I once gave a talk at a manufacturing company about the importance of making it safe for every voice to feel fully heard. Afterwards, an employee came up to me and said, “The last time I said what I thought around here, I got sent home for a week.”

As I wrote in my book, The Seventh Power:

Human organizations have historically been hierarchical and bureaucratic. Laborers were commodities. Nation-states were not much different. The population was expected to serve the empire first and foremost. Individuals were overtly and covertly taught to take pride in their expendability.

But deep change is coming. Society, long structured to put the empire first, is becoming individual-centric. This does not mean the end of collaboration and cooperation; it simply means that the ground rules for organizational excellence must be reinvented to fit the age we live in.

In the old corporate model, for example, the employees existed to serve the company. In the new model, the company exists to serve the employees. When this happens, corporate performance actually improves, but as the outcome of a higher calling. Honoring and leveraging the power of the individual human spirit is the new path to dynamic group performance.
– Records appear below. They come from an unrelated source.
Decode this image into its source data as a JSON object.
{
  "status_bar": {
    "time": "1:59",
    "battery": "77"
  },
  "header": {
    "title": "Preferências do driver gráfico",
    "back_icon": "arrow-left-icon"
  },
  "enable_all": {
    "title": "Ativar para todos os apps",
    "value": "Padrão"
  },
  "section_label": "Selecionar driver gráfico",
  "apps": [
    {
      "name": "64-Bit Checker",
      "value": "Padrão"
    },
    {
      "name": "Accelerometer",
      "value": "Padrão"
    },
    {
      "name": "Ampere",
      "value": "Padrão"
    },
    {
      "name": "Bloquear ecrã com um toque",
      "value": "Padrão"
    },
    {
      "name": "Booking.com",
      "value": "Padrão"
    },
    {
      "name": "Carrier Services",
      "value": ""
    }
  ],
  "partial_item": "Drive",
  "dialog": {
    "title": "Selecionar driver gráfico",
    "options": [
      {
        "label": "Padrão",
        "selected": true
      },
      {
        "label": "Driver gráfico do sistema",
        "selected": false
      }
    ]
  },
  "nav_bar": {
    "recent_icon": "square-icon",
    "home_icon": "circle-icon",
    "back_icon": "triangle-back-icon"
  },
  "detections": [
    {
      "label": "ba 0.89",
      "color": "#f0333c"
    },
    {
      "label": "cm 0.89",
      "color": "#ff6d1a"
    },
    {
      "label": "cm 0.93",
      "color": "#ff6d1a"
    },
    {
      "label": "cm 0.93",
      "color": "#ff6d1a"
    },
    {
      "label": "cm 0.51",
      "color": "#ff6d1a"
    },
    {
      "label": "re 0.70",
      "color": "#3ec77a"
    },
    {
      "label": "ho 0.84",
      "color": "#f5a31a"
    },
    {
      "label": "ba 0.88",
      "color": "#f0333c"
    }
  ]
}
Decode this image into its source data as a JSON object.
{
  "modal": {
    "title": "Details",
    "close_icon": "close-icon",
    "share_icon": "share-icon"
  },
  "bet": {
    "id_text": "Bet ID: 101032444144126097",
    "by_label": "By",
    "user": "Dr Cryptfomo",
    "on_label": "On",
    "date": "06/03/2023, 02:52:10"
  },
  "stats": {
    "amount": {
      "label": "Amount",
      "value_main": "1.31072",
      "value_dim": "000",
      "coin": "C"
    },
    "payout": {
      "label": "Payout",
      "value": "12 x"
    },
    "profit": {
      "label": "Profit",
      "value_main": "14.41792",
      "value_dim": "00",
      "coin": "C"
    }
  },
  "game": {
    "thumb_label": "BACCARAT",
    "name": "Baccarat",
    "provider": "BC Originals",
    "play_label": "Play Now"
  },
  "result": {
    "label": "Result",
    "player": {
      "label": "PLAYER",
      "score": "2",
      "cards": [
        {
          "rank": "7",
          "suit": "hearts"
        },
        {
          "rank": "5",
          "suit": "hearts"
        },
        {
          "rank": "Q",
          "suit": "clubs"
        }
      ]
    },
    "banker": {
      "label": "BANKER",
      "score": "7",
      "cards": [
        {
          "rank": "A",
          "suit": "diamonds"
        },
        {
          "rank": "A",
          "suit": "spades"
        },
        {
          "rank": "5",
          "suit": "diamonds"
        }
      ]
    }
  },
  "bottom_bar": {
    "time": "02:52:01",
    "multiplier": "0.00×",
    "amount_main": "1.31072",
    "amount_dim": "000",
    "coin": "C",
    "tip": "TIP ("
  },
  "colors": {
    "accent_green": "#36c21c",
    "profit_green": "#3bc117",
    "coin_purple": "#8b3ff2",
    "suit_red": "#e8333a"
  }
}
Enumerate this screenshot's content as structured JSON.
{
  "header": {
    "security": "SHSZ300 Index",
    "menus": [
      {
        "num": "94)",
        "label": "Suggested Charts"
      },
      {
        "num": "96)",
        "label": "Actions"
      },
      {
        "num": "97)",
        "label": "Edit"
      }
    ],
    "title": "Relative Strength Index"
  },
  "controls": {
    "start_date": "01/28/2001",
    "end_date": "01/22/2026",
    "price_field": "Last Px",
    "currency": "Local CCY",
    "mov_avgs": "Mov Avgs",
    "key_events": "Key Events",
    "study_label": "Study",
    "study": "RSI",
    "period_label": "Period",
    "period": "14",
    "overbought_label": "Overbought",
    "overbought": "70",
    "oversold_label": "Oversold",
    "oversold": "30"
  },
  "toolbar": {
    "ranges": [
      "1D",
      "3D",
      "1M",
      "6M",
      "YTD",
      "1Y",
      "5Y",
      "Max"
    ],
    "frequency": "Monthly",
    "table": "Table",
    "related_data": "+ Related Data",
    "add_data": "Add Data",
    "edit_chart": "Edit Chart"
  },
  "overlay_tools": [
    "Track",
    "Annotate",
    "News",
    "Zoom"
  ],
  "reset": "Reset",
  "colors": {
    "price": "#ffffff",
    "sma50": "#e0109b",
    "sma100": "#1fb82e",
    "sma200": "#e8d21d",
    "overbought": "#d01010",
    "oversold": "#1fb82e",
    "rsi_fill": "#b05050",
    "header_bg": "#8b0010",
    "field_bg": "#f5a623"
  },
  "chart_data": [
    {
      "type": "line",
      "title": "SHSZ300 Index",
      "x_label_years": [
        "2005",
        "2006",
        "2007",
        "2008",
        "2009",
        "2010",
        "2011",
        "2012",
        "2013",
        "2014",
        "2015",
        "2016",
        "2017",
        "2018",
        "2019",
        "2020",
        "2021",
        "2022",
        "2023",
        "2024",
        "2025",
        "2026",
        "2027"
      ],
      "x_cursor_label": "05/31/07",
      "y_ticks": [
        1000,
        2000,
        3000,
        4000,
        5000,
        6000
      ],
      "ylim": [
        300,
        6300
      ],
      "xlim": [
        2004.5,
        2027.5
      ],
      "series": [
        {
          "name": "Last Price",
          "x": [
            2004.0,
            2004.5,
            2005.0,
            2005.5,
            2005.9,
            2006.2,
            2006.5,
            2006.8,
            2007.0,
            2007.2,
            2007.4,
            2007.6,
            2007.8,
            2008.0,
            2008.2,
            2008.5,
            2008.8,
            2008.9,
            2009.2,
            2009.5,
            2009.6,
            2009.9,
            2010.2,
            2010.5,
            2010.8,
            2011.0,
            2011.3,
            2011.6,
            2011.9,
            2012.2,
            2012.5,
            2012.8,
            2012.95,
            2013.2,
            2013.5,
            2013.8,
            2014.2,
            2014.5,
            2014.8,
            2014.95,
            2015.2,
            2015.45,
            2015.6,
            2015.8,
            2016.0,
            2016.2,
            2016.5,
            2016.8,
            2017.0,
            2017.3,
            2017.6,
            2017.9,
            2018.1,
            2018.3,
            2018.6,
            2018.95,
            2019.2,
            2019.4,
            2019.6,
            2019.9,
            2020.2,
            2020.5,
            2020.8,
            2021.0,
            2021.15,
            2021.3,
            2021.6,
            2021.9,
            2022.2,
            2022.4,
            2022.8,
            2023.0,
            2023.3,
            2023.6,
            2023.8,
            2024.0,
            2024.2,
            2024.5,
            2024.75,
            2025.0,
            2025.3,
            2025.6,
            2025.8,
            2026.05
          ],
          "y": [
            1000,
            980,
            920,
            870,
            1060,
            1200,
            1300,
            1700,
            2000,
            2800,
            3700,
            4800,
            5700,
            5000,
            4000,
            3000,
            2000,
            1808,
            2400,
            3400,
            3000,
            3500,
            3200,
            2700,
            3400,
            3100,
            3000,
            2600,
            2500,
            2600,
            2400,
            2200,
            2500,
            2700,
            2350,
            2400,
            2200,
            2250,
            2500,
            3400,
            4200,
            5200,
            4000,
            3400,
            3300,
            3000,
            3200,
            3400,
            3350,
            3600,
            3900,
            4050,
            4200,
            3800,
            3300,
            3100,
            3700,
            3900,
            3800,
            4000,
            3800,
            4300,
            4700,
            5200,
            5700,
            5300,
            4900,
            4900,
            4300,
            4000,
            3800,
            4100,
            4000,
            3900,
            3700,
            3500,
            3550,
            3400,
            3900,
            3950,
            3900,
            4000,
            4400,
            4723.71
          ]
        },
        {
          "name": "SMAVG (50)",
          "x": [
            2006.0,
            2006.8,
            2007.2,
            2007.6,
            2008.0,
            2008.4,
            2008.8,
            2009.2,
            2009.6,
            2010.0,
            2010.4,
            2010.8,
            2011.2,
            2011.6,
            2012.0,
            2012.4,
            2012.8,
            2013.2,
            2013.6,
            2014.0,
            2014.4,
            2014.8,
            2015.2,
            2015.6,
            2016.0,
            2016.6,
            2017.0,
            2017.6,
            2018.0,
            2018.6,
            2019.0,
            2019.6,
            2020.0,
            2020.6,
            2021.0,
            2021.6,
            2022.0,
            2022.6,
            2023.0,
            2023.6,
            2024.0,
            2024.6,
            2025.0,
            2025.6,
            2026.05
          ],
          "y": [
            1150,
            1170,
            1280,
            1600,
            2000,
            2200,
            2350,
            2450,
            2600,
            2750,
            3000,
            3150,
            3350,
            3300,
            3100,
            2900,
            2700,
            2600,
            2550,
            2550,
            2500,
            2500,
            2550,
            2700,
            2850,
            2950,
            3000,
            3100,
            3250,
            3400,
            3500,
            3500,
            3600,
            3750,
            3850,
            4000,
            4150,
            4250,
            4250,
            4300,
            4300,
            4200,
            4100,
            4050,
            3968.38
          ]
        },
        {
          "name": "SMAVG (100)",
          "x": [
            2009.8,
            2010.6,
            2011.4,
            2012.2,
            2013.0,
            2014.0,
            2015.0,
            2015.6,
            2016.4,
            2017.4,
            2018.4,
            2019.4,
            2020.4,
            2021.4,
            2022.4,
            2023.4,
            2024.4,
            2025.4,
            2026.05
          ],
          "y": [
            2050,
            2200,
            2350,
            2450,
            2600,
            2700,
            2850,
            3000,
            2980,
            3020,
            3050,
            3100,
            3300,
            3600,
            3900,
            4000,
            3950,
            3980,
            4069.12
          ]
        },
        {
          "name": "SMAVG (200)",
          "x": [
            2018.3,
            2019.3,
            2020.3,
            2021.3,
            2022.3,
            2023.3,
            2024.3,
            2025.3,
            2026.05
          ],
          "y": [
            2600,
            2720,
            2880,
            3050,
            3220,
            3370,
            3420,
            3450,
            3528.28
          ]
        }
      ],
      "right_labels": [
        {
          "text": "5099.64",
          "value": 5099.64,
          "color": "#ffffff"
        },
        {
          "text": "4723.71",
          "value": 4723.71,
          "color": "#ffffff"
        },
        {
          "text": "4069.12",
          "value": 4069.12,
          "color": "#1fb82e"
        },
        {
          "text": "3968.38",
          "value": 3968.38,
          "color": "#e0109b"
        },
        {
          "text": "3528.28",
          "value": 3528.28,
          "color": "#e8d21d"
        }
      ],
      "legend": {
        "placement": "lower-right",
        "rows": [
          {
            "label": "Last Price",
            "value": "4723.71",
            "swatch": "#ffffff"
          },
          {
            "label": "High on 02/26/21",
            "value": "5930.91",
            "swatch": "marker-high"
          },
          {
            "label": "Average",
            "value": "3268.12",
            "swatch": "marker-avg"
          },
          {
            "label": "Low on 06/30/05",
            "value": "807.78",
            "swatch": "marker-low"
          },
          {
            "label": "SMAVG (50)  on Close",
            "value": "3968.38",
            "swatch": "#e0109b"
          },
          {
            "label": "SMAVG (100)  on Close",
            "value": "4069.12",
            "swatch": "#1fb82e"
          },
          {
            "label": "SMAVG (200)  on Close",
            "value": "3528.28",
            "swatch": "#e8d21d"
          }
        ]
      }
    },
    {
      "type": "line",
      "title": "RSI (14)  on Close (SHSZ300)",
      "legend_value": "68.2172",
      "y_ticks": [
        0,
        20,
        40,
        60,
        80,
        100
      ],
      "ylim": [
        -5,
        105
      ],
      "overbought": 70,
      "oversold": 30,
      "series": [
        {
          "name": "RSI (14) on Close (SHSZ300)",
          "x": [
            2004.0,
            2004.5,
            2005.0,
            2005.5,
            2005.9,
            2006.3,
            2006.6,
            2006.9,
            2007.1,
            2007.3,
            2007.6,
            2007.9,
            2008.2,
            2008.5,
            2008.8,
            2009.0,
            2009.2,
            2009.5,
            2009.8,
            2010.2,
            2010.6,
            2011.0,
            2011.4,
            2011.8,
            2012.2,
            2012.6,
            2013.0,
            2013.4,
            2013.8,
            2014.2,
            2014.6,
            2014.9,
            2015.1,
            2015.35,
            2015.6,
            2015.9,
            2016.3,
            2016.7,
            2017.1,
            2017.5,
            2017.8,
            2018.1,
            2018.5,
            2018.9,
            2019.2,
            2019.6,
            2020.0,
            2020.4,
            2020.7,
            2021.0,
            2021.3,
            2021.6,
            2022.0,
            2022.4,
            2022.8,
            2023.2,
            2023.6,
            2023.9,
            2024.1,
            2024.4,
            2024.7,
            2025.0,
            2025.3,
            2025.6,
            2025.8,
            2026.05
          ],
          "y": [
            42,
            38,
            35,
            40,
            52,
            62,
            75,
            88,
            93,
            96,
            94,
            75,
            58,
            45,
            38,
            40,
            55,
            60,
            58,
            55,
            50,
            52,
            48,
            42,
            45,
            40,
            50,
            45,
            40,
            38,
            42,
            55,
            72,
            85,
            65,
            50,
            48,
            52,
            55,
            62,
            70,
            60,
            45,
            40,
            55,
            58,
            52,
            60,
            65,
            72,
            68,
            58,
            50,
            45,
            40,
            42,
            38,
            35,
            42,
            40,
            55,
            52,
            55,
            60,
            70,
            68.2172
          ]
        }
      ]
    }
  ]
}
Great leaders disperse power, not collect it.

A tribe is made strong one individual at a time.